Joe Allen is one of those establishments whose name is familiar to many, many more than have probably ever been there. Already a legend in ... Read Feature
The Earl Spencer is a local institution, and one of south west London’s best known pubs. Like the Ship it’s somewhere that everyone appears to know. My old boss, who now lives in Winchester would wax lyrically about the Sunday afternoons that he spent lingering over a pint and a roast, back when he lived closer to Southfields rather than the south coast.
Despite its proximity to my house, only about 300 yards down the road, the Earl Spencer is not a pub myself or the delightful dining companion (DDC) have frequented that much. This is not through us deciding to avoid it, more simply that despite its nearness, we are lucky to have other pubs that are even nearer.
It did seem to me though that a pub with such a lofty reputation deserved to be reviewed, and so I went about reserving a table. Looking at the website today I can see that you now have to call the pub up to book a table, when I booked which was only a couple of weeks ago you had to go through the site and were only offered a choice of two sittings 7:00 pm or 8:30. I went for an 8:30 reservation on a Thursday. After much anticipation the Thursday night in question finally rolled around and myself and the DDC made out way up the road to see whether the reality lived up to expectations.
The pub itself is situated on what is a rather unlovely section of Merton Road. Unusually it’s virtually next door to another pub, the Gardener’s and situated opposite Joe Macari, the classic car showroom. This gives you the opportunity to window shop for the car of your lottery winning dreams whilst you linger over a pint before your tables ready.
The building itself is in fact very similar to the Gardener’s next door, to my untutored eye I’d guess it was late 19th or very early 20th century (the website say’s Edwardian so well guessed on my part,) and whilst in no way being an eyesore, it’s also fairly undistinguished, though we are of course to be grateful that it’s still a pub. The entrance is decorated with details of all the accolades that the pub has won, from the Evening Standard’s pub of the year, through to more recent tributes from the likes of Michelin and the Sunday times.
The interior was busy and atmospheric, and to be honest with the amount of people dining felt more like a restaurant than a pub. The decoration is sort of a smart neutral, tending more to whites and pale blues, giving it a classy but slightly cold air, which was offset by the number of diners. When we arrived our table had some non-diners sitting on it, and neither myself nor the DDC really wanted to kick them off and so we had a drink at the bar.

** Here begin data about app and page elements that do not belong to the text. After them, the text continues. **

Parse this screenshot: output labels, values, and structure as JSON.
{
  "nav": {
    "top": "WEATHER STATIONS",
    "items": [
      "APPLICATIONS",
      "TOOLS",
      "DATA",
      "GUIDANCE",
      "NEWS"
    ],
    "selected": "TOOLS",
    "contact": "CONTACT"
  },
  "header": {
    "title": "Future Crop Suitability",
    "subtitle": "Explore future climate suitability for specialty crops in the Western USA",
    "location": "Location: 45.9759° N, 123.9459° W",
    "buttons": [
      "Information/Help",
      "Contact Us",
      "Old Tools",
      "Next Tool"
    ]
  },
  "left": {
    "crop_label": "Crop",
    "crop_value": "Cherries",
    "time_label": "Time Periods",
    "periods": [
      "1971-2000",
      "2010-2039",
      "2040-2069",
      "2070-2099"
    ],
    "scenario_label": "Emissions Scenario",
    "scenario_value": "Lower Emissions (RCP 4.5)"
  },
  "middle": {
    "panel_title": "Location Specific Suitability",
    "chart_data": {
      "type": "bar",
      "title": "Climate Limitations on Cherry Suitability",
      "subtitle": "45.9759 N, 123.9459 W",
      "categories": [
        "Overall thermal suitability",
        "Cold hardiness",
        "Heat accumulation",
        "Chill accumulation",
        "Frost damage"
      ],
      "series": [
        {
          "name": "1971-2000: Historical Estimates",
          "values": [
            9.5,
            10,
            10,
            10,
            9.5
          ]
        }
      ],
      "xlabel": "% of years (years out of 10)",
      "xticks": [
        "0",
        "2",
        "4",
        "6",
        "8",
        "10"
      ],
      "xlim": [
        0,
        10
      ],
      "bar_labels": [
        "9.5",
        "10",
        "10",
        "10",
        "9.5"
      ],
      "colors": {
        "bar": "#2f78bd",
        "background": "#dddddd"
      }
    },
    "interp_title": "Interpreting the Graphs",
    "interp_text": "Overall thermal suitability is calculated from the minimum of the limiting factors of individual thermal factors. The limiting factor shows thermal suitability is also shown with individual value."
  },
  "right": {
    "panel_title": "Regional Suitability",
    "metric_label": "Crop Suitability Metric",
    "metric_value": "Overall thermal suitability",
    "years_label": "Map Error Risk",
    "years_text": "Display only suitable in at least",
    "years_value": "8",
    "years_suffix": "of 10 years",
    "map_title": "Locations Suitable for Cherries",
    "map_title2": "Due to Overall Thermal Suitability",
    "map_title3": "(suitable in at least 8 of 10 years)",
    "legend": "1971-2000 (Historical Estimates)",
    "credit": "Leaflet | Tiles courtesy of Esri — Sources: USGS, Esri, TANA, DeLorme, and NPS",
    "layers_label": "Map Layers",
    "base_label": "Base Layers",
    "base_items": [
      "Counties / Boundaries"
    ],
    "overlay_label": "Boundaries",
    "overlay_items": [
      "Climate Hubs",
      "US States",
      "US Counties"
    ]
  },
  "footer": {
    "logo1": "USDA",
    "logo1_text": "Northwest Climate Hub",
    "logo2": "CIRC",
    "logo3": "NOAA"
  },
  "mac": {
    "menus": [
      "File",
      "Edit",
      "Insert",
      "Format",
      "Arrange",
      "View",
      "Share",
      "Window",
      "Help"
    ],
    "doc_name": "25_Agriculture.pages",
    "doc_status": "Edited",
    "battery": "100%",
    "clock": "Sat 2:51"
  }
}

We did manage to sit down at pretty much on the dot at 8:30, but had already perused that day’s menu pretty thoroughly. The DDC had chosen the French onion soup for starters, I was going to go for the smoked prawns as these appeared to be a house specialty, but changed my mind at the last minute to go for the ham, cheese and bone marrow croquets.
I have to say that these arrived pretty much the same second that the order went in, and we were both rather surprised by the swiftness. That being said they didn’t suffer with both my croquets and the DDC’s soup being judged excellent. To go along with dinner, we had ordered a viognier from what it is a good and reasonably priced wine list, and this I have to say was lovely.
As we were both hungry the food was dispatched pretty quickly and then we sat and waited with anticipation for our main courses. After a while nothing had turned up and so we sat and waited a bit more, and then some more until we both got rather tired of this and I went to ask where they were. When I did hunt the waiter down, it transpired that the order for the food had only just been put in, this was some 40 or minutes after the starters had been cleared away.
Eventually after about another quarter of an hour the main courses arrived. The DDC had opted for the seabass, whilst I had gone for the guinea fowl. The DDC declared the sea bass to be light and flavourful. My guinea fowl was also very good, but here I was rather distracted by how long it had taken to turn up.
Even at approaching 10 pm, the pub was still busy, though still mainly with diners. This is why I entitled this article a case of identity. It was Laura, the DDC who pointed this out that the place seemed more like a restaurant laid out like a pub, and I have to agree. Yes it is technically a pub, where you can pop in for a drink, but unless you’re prepared to sit outside you’re unlikely to get a seat.
The food was undeniably good, tasty, well presented and filling and as we could see varied. To me though it was very good, not great and whilst worth the money we paid, not worth any more than that. What I think I’m trying to say here is that you won’t be disappointed, but you won’t be overawed either. So the question is, would I go again? Well yes of course, but I probably wouldn’t choose it over trying somewhere new.
The bill for two with pre dinner drinks, starters, main courses, wine and an after dinner drink came to about £100 so pretty much restaurant prices. Well that’s enough for today, next time I look forward to telling you about some of the best value food you can get in the area, and also our view on the local pub quiz circuit.
THE EARL SPENCER
260-262 Merton Road